Even the most creative people sometimes lose sight of what it means to be creative, just for the heck of it. Work and other responsibilities pull us away from our creative impulses!
Sure, creative professionals might be doing something “creative” (if they’re lucky) at their jobs: designing book jackets for a publishing house or writing copy for ad campaigns. But I believe that true creativity is born from an insatiable need for self-expression.
Have you ever thought about something creative that you might like to do? That you would do if you had more time? Would you cook an improvised meal? Would you knit a warm-weather accessory? Would you draw a graphic novel?
If I had infinite amounts of leisure time, I would learn to play the guitar (a task which I have started and stopped numerous times), make jewelry, learn to sew, and write poetry.

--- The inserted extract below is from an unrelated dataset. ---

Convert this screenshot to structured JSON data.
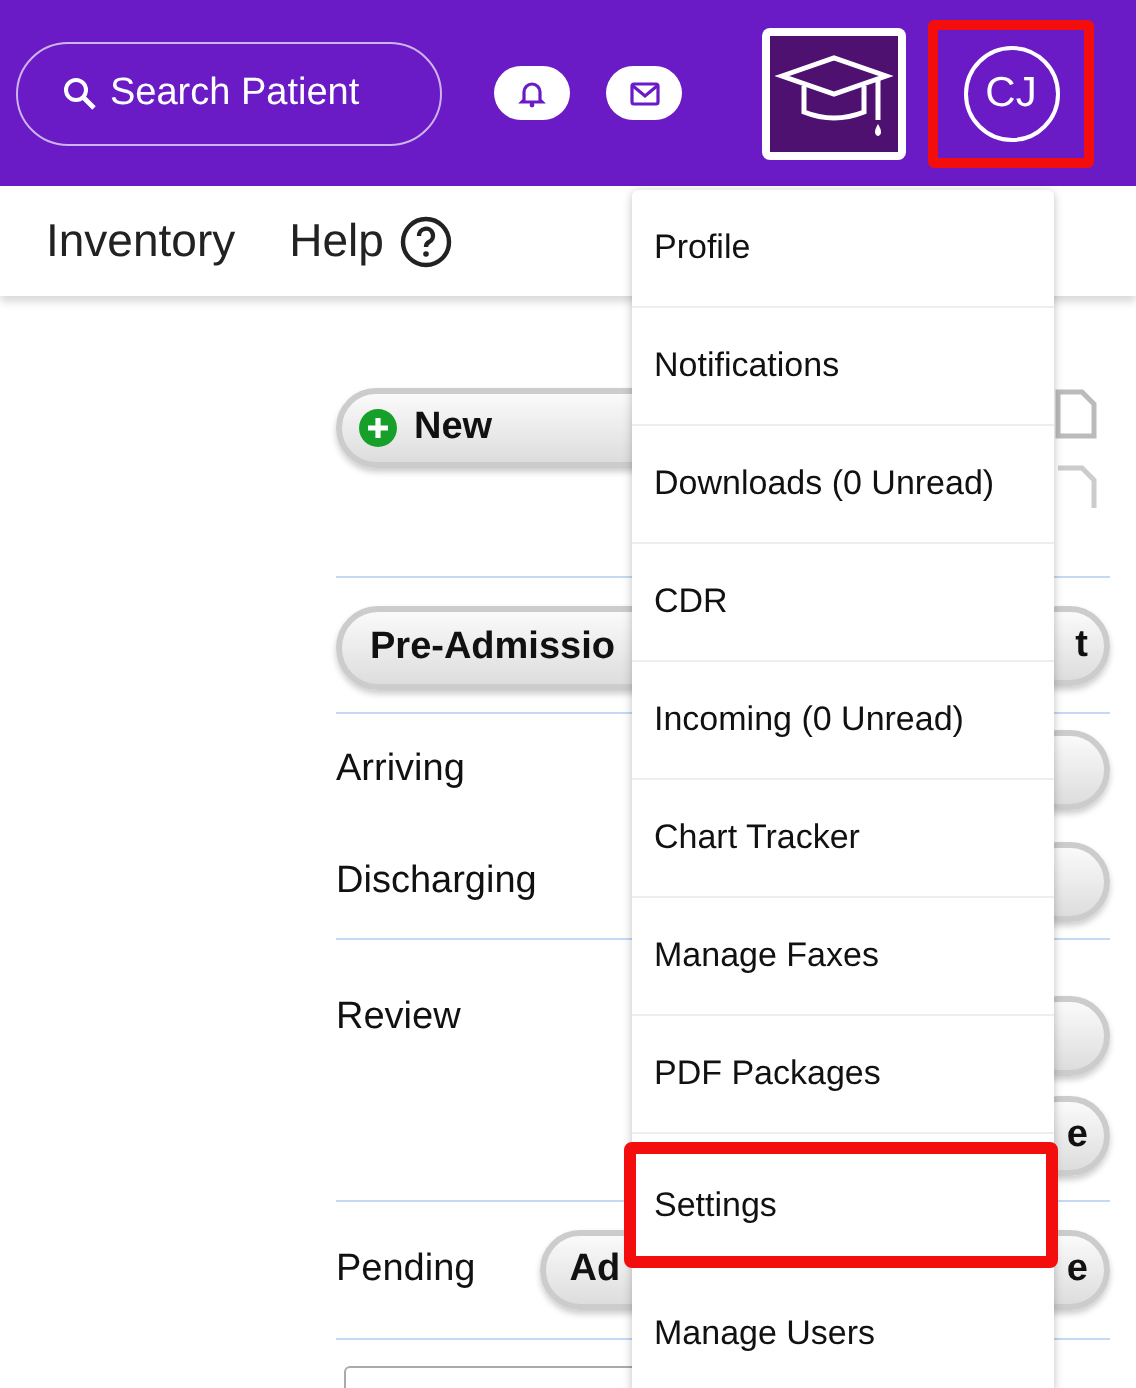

However, many of these tasks require more than the time it takes to actually do them. These creative pursuits demand a meditative frame of mind, which sometimes takes hours to achieve. Think about it: would you be able to shift from a high-stress work assignment to writing a poem for fun without a break in between both tasks? I would be pretty impressed if you could.
For those of you that have trouble being creative, I have the perfect solution. My four-year-old cousin taught me that all anyone needs to rekindle creative spirit is to spend time with a child. Even better? Teach them a skill that will allow them to be creative, and you will find your immediately spark your own creativity.

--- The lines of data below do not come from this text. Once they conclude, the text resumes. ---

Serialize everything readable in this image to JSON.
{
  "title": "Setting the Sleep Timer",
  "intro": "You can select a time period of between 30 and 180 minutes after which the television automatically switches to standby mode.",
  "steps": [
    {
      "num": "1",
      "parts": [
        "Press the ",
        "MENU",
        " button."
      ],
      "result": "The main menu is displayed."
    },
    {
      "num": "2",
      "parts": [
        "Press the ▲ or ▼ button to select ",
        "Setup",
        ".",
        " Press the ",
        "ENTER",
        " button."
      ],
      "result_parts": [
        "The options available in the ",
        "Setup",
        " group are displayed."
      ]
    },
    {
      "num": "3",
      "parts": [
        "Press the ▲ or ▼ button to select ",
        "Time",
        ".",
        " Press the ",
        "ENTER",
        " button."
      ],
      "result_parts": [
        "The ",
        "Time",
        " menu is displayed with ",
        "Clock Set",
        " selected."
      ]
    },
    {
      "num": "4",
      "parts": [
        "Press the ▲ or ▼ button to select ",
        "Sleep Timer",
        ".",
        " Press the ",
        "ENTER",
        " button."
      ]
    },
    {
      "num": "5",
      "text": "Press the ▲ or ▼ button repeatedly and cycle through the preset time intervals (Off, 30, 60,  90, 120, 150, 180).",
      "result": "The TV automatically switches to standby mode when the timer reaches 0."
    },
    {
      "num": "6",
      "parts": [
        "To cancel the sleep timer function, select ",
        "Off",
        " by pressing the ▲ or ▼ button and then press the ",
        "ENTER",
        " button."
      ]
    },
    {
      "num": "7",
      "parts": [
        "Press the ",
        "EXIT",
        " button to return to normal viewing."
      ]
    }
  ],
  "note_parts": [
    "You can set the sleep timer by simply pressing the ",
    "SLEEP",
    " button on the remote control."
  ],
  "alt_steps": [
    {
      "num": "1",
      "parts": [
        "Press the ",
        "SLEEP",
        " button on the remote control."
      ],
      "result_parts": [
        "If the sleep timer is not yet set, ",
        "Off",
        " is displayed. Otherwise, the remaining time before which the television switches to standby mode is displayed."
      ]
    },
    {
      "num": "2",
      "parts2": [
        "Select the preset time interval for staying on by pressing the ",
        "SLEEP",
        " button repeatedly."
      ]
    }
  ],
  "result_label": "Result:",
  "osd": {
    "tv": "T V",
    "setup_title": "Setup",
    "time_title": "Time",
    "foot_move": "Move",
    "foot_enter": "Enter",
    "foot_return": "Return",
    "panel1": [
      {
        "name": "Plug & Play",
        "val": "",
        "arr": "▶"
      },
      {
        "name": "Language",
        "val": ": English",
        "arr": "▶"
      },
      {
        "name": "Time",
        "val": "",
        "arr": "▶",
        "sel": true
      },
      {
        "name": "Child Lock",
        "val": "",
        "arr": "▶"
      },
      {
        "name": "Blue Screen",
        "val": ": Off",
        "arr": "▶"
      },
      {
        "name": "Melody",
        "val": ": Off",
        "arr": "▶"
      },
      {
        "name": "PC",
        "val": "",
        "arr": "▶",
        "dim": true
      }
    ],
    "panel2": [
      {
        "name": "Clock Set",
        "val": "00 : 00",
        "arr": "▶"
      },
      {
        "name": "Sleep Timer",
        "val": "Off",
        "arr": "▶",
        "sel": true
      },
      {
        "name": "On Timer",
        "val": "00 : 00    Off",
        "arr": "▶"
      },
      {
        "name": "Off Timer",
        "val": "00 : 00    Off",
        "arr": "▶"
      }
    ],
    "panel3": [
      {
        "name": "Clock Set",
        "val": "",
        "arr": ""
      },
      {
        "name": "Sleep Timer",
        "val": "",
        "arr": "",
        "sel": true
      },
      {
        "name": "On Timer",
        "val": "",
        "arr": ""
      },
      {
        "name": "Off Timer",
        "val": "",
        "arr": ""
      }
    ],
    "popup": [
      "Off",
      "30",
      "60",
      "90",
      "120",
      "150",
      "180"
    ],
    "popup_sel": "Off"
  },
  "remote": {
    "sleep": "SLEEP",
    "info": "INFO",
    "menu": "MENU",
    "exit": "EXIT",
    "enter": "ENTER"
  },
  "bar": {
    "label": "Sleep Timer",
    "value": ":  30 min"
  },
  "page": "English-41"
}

When I was in college, I used to make beaded jewelry for myself. I even took classes at the Gem Cutters Guild of Baltimore. Putting together different color beads was a great break from the stresses (yes, stresses!) of college life. However, I hadn’t touched my bead box for at least two years when I suggested necklace-making to distract my cousin.
Teaching her required me to be creative because I had to explain the process in such a way that she would understand it. Helping her make the necklace required me to be creative because I had to direct her without getting in the way of her own creative process. Allowing a stuffed animal audience required my creativity because I had to accept that a pink unicorn was judging our performance.
So how was this activity my insatiable need for self-expression? Well, I really wanted to bead; I saw her as the perfect opportunity to fulfill my desire to do so. Most of the time I do want to be creative but have trouble accepting my desire; shouldn’t I be doing something more productive?
(Photo by net efekt)
I think this is a major problem in society today. People are starting to lack creativity and just drone around like zombies.
I think your post should be mandatory for all parents to encourage their children to “think” more.
I agree with Becky. Most of my favorite childhood memories aren’t of playing video games or watching TV. They are memories of playing with my friends and using our imagination to escape into other worlds.
I believe being creative IS being productive. Start beading again and throw a store section on this site. I’ll buy something for my wife 🙂
The key to being creative is not to “grow up.” Go into the living room and build a fort!